- _WHAT NEEDS TO BE DONE_:
The required result is one figure, the count of lines below with the string "value" in them.

- _RECORDED INFORMATION_:
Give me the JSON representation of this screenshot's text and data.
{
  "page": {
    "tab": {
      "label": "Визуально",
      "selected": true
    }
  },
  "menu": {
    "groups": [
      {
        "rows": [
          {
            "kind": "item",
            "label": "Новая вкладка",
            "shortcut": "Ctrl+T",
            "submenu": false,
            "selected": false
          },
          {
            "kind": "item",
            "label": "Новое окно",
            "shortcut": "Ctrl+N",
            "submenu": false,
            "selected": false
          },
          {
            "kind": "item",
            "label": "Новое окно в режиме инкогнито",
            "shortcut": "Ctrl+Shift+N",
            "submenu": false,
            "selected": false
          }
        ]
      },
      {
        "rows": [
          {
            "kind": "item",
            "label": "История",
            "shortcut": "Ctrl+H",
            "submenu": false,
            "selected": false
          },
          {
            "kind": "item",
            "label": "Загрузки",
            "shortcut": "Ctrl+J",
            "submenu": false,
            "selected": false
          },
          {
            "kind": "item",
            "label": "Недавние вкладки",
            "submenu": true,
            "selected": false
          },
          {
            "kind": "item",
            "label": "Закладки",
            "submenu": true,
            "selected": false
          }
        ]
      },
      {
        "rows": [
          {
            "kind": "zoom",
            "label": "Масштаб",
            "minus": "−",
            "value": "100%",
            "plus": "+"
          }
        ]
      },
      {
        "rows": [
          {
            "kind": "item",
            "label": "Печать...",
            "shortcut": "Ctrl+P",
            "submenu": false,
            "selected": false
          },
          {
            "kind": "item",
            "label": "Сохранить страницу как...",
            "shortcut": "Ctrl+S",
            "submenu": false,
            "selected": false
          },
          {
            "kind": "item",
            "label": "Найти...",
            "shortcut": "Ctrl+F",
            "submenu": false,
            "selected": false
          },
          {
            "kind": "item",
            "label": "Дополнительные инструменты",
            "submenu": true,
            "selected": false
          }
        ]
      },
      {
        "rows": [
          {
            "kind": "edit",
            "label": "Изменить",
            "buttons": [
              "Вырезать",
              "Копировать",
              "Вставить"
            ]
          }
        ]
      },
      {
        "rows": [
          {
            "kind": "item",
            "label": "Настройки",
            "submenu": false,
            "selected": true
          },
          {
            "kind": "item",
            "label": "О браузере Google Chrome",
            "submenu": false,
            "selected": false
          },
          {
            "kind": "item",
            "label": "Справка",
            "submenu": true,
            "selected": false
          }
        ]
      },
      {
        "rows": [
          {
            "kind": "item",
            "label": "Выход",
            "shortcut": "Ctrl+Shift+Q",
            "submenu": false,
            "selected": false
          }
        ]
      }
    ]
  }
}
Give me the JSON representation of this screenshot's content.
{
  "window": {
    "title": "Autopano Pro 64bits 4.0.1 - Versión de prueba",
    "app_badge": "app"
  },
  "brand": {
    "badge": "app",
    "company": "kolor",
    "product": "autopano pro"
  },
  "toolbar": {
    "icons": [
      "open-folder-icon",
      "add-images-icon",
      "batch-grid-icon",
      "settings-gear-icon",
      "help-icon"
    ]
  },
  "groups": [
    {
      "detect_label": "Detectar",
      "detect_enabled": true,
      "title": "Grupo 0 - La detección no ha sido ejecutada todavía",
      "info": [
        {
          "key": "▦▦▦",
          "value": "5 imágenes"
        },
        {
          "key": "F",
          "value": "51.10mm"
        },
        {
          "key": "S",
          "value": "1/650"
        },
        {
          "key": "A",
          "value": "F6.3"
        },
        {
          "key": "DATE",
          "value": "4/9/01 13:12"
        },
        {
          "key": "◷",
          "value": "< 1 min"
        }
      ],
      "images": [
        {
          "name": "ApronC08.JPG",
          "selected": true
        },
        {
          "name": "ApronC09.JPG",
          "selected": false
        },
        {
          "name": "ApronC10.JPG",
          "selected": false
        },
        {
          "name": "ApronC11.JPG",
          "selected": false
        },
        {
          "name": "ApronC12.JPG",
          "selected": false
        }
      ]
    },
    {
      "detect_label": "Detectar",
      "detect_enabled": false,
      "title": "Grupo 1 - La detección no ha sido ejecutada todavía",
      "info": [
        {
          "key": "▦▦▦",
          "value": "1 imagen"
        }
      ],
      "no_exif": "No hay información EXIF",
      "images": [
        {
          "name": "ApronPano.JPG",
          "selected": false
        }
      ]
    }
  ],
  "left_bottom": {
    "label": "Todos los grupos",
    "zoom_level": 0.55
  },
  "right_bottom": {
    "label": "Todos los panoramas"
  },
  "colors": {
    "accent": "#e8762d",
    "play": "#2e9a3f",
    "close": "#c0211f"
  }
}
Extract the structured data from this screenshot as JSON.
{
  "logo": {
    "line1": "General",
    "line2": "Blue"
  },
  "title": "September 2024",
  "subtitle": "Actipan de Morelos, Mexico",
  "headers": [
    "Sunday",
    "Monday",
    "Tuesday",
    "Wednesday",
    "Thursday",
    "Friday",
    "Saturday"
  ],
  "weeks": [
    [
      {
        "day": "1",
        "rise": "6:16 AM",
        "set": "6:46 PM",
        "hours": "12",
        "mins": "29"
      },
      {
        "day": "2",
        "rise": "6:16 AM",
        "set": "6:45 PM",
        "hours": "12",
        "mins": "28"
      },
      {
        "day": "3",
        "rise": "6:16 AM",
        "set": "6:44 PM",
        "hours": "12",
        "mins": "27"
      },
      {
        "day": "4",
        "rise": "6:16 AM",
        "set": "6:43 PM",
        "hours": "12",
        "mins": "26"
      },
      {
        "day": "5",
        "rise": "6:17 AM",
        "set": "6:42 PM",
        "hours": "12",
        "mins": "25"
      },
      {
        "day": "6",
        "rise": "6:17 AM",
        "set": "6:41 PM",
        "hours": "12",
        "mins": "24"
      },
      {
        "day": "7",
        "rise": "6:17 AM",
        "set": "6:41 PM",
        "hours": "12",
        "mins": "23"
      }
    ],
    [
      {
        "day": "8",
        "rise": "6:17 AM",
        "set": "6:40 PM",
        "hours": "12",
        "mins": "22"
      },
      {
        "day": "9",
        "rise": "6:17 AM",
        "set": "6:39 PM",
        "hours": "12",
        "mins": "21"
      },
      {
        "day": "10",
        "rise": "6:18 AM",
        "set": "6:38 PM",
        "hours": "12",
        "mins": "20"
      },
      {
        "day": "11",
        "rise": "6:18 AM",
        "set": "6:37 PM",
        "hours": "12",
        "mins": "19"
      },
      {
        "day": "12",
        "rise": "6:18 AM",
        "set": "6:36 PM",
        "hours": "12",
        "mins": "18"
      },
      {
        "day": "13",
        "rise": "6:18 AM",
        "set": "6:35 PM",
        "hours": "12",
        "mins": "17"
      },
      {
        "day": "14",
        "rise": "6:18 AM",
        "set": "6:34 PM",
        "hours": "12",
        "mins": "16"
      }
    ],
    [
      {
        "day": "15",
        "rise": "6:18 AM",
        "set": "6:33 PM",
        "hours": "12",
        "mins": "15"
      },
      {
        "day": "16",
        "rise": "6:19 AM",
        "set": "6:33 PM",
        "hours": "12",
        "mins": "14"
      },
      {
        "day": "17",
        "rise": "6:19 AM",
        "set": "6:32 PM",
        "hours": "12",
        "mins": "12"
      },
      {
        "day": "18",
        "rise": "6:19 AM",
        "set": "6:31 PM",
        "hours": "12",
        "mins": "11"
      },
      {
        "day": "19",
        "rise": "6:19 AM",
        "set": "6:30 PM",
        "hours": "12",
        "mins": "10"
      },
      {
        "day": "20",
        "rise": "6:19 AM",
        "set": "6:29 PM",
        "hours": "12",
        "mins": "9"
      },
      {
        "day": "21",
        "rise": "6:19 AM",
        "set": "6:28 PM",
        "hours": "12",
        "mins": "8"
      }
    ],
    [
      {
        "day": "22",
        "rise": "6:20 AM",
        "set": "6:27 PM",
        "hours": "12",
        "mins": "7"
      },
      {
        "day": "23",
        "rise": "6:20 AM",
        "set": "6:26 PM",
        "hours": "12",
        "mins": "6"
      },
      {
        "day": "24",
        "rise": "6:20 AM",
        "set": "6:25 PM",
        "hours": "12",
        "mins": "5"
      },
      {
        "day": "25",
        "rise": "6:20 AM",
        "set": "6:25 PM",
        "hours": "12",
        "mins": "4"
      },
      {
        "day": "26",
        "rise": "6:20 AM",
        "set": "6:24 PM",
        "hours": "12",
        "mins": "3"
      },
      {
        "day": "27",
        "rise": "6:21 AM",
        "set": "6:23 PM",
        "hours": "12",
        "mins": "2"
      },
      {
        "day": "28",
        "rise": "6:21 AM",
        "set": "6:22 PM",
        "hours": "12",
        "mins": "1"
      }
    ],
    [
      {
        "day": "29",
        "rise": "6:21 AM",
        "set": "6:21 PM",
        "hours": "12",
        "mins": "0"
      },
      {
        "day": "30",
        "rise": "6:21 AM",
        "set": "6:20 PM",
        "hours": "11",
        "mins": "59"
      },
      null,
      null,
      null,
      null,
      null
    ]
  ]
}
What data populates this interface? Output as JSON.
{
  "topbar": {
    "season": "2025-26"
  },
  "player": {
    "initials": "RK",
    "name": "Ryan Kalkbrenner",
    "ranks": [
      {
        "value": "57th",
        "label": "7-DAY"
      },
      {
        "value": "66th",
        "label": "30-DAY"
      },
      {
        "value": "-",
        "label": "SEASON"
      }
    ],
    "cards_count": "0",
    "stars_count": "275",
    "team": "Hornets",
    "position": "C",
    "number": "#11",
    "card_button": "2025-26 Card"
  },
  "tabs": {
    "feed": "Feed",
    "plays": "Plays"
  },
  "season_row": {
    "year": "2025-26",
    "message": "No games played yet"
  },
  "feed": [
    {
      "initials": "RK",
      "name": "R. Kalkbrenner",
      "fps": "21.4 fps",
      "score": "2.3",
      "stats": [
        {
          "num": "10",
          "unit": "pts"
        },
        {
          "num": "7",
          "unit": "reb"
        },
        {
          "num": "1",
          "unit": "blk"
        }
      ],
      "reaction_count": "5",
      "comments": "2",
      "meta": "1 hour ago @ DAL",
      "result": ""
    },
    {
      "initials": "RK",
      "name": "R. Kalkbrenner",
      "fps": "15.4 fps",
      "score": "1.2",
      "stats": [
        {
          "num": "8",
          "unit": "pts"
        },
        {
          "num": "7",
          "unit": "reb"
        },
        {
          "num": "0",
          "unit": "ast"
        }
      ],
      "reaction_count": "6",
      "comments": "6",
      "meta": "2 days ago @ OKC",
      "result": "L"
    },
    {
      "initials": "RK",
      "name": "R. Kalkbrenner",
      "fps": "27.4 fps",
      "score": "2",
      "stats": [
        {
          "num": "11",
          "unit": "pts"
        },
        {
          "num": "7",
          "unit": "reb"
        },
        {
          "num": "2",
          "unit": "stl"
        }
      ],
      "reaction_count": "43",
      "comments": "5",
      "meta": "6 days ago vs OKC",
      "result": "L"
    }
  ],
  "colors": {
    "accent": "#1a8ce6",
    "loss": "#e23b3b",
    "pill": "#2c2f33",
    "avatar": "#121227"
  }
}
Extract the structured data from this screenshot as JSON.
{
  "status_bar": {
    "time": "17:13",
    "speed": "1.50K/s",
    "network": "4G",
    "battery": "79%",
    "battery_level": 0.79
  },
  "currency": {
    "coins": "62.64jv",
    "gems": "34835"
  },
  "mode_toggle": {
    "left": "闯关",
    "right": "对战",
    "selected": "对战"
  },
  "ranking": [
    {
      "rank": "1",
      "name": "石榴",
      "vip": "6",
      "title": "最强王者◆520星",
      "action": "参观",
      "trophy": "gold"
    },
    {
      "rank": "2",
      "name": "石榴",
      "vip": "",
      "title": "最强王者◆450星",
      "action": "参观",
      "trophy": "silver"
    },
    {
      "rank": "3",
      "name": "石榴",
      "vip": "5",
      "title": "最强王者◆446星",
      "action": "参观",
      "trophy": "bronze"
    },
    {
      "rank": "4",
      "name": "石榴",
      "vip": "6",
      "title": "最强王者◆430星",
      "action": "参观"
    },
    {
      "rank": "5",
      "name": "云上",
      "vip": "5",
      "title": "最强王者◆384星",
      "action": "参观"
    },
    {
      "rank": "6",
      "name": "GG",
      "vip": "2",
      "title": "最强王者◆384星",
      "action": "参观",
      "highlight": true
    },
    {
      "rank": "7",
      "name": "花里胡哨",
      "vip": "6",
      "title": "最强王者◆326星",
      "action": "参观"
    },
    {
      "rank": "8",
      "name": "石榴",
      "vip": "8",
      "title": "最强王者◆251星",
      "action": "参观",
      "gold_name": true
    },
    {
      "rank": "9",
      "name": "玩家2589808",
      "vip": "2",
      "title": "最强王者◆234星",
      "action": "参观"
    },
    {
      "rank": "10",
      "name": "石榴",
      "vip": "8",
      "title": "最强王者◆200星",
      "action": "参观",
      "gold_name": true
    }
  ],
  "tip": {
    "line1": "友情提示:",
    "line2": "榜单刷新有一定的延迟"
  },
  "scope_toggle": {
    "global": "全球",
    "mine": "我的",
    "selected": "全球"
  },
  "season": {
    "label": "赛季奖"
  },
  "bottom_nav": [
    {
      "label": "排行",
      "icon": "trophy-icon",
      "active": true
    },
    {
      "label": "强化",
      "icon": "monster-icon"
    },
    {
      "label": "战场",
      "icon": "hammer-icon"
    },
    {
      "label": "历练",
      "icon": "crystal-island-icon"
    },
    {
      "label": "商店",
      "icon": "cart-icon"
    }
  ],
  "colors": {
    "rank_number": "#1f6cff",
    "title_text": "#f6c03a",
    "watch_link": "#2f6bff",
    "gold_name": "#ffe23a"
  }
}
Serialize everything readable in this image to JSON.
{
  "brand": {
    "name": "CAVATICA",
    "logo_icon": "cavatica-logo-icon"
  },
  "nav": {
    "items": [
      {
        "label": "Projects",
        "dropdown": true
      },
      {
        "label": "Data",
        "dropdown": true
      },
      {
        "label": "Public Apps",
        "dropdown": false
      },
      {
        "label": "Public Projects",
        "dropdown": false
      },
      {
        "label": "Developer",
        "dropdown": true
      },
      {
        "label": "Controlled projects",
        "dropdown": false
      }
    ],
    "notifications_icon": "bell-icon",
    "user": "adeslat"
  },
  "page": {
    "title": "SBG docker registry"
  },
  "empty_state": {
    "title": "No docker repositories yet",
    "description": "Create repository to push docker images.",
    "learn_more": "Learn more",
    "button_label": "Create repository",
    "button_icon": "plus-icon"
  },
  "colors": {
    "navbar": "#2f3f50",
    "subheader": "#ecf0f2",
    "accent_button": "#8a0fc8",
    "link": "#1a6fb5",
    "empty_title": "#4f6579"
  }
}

- _SOLUTION TO THIS PROBLEM_:
11